* Activity *
The answer must be a single number: how many lines in the entries hold the string "size".

*** Opening Provided information ***

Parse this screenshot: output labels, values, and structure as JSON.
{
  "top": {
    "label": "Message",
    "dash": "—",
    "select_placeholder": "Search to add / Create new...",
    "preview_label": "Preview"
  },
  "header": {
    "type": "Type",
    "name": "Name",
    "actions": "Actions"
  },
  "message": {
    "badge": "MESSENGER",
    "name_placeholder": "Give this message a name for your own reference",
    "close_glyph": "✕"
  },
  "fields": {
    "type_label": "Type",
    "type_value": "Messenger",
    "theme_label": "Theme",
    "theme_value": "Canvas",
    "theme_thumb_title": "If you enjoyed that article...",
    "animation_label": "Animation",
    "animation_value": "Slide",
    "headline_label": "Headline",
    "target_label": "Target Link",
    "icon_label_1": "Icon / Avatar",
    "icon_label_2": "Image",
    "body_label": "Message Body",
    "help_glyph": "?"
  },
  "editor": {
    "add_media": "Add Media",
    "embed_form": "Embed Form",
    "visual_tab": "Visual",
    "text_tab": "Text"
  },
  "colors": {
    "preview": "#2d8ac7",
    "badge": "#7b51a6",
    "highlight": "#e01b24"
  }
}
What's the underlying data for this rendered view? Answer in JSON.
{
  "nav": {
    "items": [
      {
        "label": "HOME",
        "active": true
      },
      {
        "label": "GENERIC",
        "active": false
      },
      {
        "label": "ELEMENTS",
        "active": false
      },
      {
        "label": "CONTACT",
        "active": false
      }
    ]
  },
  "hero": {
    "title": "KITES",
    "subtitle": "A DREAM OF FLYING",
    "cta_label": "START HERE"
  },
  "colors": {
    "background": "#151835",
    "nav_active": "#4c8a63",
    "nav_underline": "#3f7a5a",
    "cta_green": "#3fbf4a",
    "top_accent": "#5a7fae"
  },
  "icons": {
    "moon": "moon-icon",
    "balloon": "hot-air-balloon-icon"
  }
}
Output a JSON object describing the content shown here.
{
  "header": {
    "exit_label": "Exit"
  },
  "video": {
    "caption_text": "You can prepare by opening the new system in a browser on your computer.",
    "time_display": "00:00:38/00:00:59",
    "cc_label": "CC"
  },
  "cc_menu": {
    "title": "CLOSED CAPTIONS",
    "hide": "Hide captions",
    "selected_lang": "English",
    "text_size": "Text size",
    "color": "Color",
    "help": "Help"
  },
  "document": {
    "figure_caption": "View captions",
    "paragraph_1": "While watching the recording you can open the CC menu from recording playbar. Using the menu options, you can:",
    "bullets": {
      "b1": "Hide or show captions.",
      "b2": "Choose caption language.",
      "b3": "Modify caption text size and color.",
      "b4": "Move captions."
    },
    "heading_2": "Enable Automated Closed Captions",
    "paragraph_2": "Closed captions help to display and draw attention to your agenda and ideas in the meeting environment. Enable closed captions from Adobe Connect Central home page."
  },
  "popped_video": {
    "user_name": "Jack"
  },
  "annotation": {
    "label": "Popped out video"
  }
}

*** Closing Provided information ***

* Solved problem *
2